This is another flash fiction piece, along with “My Father’s Hands”, “My Father’s Ghost”, “Tuesday Evening in a Small Southern Town”, and others that was at least partially inspired by my father’s life as a factory worker. “On the Line” is actually a significantly shorter rewrite of a (really pretty terrible) story called “Scraps” that was published in 2009 in a literary magazine called Metal Scratches.
Originally published in Word Riot, September, 2012.
On the Line
By Lee Wright
My night is an eight-hour blur of warp and woof, shuttle and loom, coffee and cigarettes. It is a dull ache in the legs and a stiff lower back. And, always, the oily stench of the machines—forty year old, greasy green monsters with clever acronyms for names. After less than six months on the line, my heart pumps in time with the thrum, thump, scrape; with the clank of one particular beast. My hands, not yet properly callused, split and bleed in its service.

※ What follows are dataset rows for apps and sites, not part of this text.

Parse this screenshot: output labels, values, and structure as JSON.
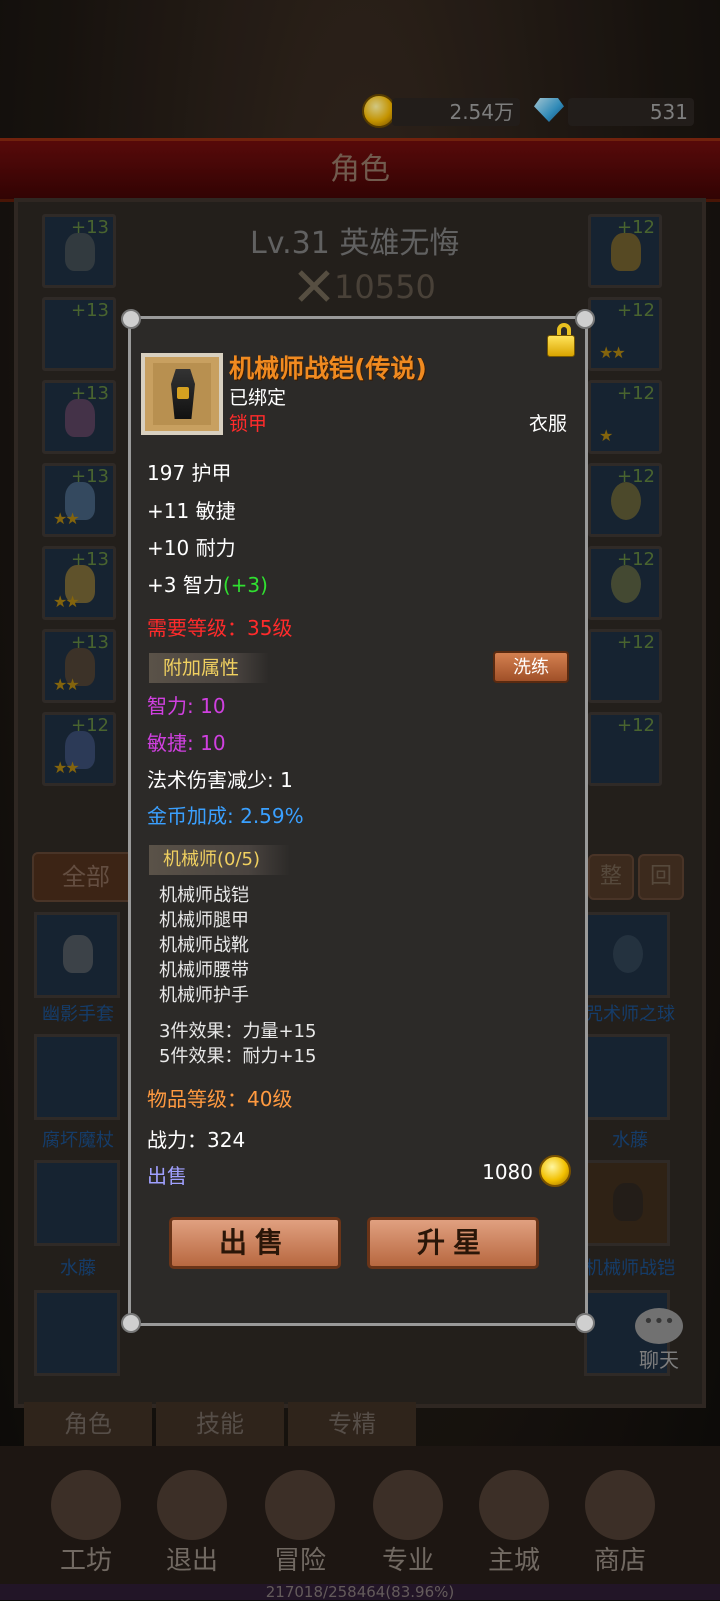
{
  "resources": {
    "gold": "2.54万",
    "gems": "531"
  },
  "screen_title": "角色",
  "hero": {
    "name": "Lv.31 英雄无悔",
    "power": "10550"
  },
  "left_slots": [
    "+13",
    "+13",
    "+13",
    "+13",
    "+13",
    "+13",
    "+12"
  ],
  "right_slots": [
    "+12",
    "+12",
    "+12",
    "+12",
    "+12",
    "+12",
    "+12"
  ],
  "bag": {
    "tab_all": "全部",
    "sort_button": "整",
    "recycle_button": "回",
    "row1": [
      "幽影手套",
      "",
      "",
      "",
      "",
      "咒术师之球"
    ],
    "row2": [
      "腐坏魔杖",
      "",
      "",
      "",
      "",
      "水藤"
    ],
    "row3": [
      "水藤",
      "",
      "",
      "",
      "",
      "机械师战铠"
    ]
  },
  "sub_tabs": [
    "角色",
    "技能",
    "专精"
  ],
  "bottom_nav": [
    "工坊",
    "退出",
    "冒险",
    "专业",
    "主城",
    "商店"
  ],
  "xp_text": "217018/258464(83.96%)",
  "chat_label": "聊天",
  "modal": {
    "title": "机械师战铠(传说)",
    "bound": "已绑定",
    "armor_type": "锁甲",
    "slot": "衣服",
    "stats": [
      {
        "text": "197 护甲"
      },
      {
        "text": "+11 敏捷"
      },
      {
        "text": "+10 耐力"
      },
      {
        "text": "+3 智力",
        "bonus": "(+3)"
      }
    ],
    "required_level": "需要等级：35级",
    "extra_attr_title": "附加属性",
    "refine_button": "洗练",
    "extra_attrs": {
      "int": "智力: 10",
      "agi": "敏捷: 10",
      "spell_dmg": "法术伤害减少: 1",
      "gold_bonus": "金币加成: 2.59%"
    },
    "set_title": "机械师(0/5)",
    "set_items": [
      "机械师战铠",
      "机械师腿甲",
      "机械师战靴",
      "机械师腰带",
      "机械师护手"
    ],
    "set_effects": [
      "3件效果：力量+15",
      "5件效果：耐力+15"
    ],
    "item_level": "物品等级：40级",
    "combat_power": "战力：324",
    "sell_label": "出售",
    "sell_price": "1080",
    "sell_button": "出售",
    "upgrade_button": "升星"
  }
}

At other machines, people talk, laugh, bitch, commiserate—anything to soften the hours. Their mandatory earplugs hang around their necks on bright blue cords, the orange foam tips bright against the dull gray of poly/cotton workshirts.
In more lucid moments, I recall the not-so-long-ago days of freedom, air conditioning, books, and endless talk. Now there are always spools to change and lines to tie. No longer able to afford ambition, I will always be here, or someplace similar.
I heft a pair of forty-pound spindles and slide them onto dull steel shafts flecked with rust. Blood drips from my knuckles onto the thread and I wonder how much of my blood people around the world are wearing right now. I look down the aisle to the machine where my father was working the day of his heart attack. How much of his blood and sweat was sold along with socks, tee shirts, underwear, and blankets? How much of him did this place take before he finally broke at fifty-five? And how much did he hate me for it?
A red light flashes, a buzzer screams, the spools are empty. This roll will be short and I’ll get written up—again. My grace period is over.
As I reload, I glance at my watch. A little over an hour from now, I’ll sit slope-shouldered and drained on a wooden bench and stare at two photographs taped to the inside of my locker door. One is a picture of a man; the other of a boy. Both look an awful lot like me.
© 2012 Lee Wright